Bouteloua dactyloides

Bouteloua dactyloides

 

 

 

 

 

More Grasses or Grass-like Questions

Groundcovers for Miami FL
March 27, 2013 - What is a ground cover that does not need mowing or a lot of water and survives in South Florida heat and is also native to the area? I would like to turn my lawn into a more natural self-sustaining a...
view the full question and answer

Retention of soil on bank in Pittsburgh, PA
June 15, 2008 - I have a steep bank in front of our house in Pittsburgh. We no longer want to mow this bank and wish to plant something that will spread and hold the soil. What do you recommend?
view the full question and answer

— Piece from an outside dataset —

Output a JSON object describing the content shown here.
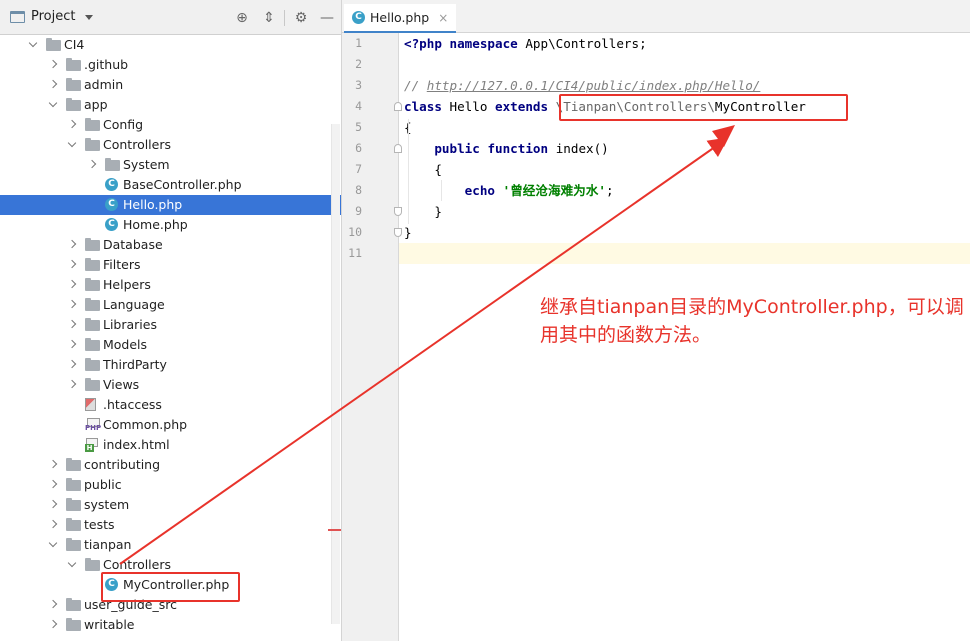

Should wait to trim Inland Sea Oats until all seeds have been dropped from Austin
March 18, 2011 - Regarding Inland Sea Oats: I trimmed the stalks that have lost all the seeds. Should I trim the rest of the stalks or wait until all seeds have dropped?
view the full question and answer

Buffalograss for Houston
July 08, 2008 - Will 609 buffalograss sod perform well in Houston, Texas? I am being told that it will yellow and get filled with weeds and that it won't handle the humidity. Is this all true? Help, please.
view the full question and answer

Drought-tolerant turf for Southern California
April 23, 2015 - Is it possible to grow Habiturf in Riverside, California, in the area of UC Riverside? The climate is similar to the desert areas or Arizona, just slightly cooler in the Summer. If not, is there a d...
view the full question and answer

Smarty Plants's Facebook profile Support the Wildflower Center by Donating Online or Becoming a Member today.

Mr. Smarty Plants wants you to be his Facebook friend. Click the Facebook icon to add yourself to Mr. Smarty Plants list of friends.
E-NEWSLETTER | BECOME A MEMBER | DONATE NOW | MEDIA | SITEMAP | STAFF
© 2015 Lady Bird Johnson Wildflower Center